• _WORK INSTRUCTION_
The answer is an exact repetition of every entry, with all images left out.

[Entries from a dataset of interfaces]
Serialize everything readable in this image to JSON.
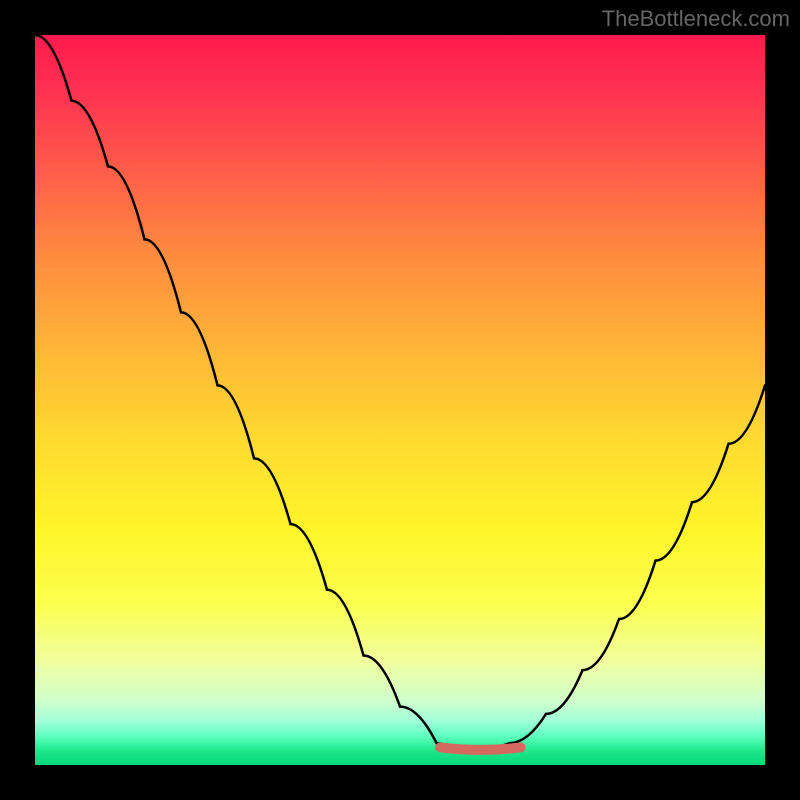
{
  "watermark": "TheBottleneck.com",
  "chart_data": {
    "type": "line",
    "title": "",
    "xlabel": "",
    "ylabel": "",
    "x": [
      0.0,
      0.05,
      0.1,
      0.15,
      0.2,
      0.25,
      0.3,
      0.35,
      0.4,
      0.45,
      0.5,
      0.55,
      0.575,
      0.6,
      0.65,
      0.7,
      0.75,
      0.8,
      0.85,
      0.9,
      0.95,
      1.0
    ],
    "y": [
      1.0,
      0.91,
      0.82,
      0.72,
      0.62,
      0.52,
      0.42,
      0.33,
      0.24,
      0.15,
      0.08,
      0.03,
      0.02,
      0.02,
      0.03,
      0.07,
      0.13,
      0.2,
      0.28,
      0.36,
      0.44,
      0.52
    ],
    "xlim": [
      0,
      1
    ],
    "ylim": [
      0,
      1
    ],
    "marker": {
      "x_range": [
        0.555,
        0.665
      ],
      "y": 0.02
    }
  }
}
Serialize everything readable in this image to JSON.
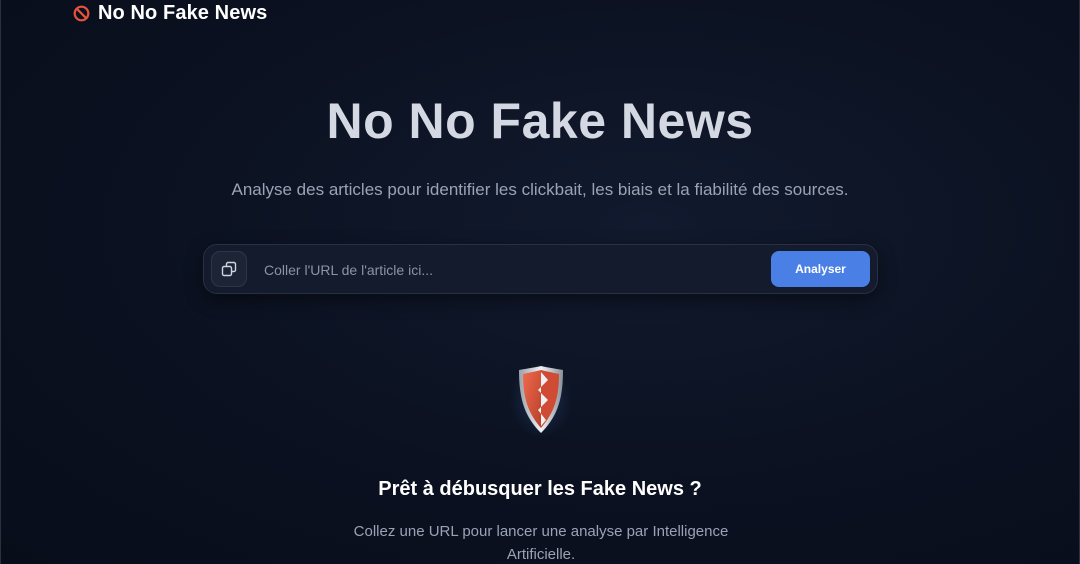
{
  "header": {
    "brand_icon": "prohibited-icon",
    "brand_name": "No No Fake News"
  },
  "hero": {
    "title": "No No Fake News",
    "subtitle": "Analyse des articles pour identifier les clickbait, les biais et la fiabilité des sources."
  },
  "search": {
    "paste_icon": "copy-paste-icon",
    "value": "",
    "placeholder": "Coller l'URL de l'article ici...",
    "button_label": "Analyser"
  },
  "empty_state": {
    "icon": "shield-icon",
    "title": "Prêt à débusquer les Fake News ?",
    "text": "Collez une URL pour lancer une analyse par Intelligence Artificielle."
  },
  "colors": {
    "background": "#0b1120",
    "accent": "#4a7fe6",
    "shield_red": "#e0583c"
  }
}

• _RESPONSE_
Serialize everything readable in this image to JSON.
{
  "watermark": "TheBottleneck.com",
  "chart_data": {
    "type": "line",
    "title": "",
    "xlabel": "",
    "ylabel": "",
    "x": [
      0.0,
      0.05,
      0.1,
      0.15,
      0.2,
      0.25,
      0.3,
      0.35,
      0.4,
      0.45,
      0.5,
      0.55,
      0.575,
      0.6,
      0.65,
      0.7,
      0.75,
      0.8,
      0.85,
      0.9,
      0.95,
      1.0
    ],
    "y": [
      1.0,
      0.91,
      0.82,
      0.72,
      0.62,
      0.52,
      0.42,
      0.33,
      0.24,
      0.15,
      0.08,
      0.03,
      0.02,
      0.02,
      0.03,
      0.07,
      0.13,
      0.2,
      0.28,
      0.36,
      0.44,
      0.52
    ],
    "xlim": [
      0,
      1
    ],
    "ylim": [
      0,
      1
    ],
    "marker": {
      "x_range": [
        0.555,
        0.665
      ],
      "y": 0.02
    }
  }
}
Serialize everything readable in this image to JSON.
{
  "header": {
    "brand_icon": "prohibited-icon",
    "brand_name": "No No Fake News"
  },
  "hero": {
    "title": "No No Fake News",
    "subtitle": "Analyse des articles pour identifier les clickbait, les biais et la fiabilité des sources."
  },
  "search": {
    "paste_icon": "copy-paste-icon",
    "value": "",
    "placeholder": "Coller l'URL de l'article ici...",
    "button_label": "Analyser"
  },
  "empty_state": {
    "icon": "shield-icon",
    "title": "Prêt à débusquer les Fake News ?",
    "text": "Collez une URL pour lancer une analyse par Intelligence Artificielle."
  },
  "colors": {
    "background": "#0b1120",
    "accent": "#4a7fe6",
    "shield_red": "#e0583c"
  }
}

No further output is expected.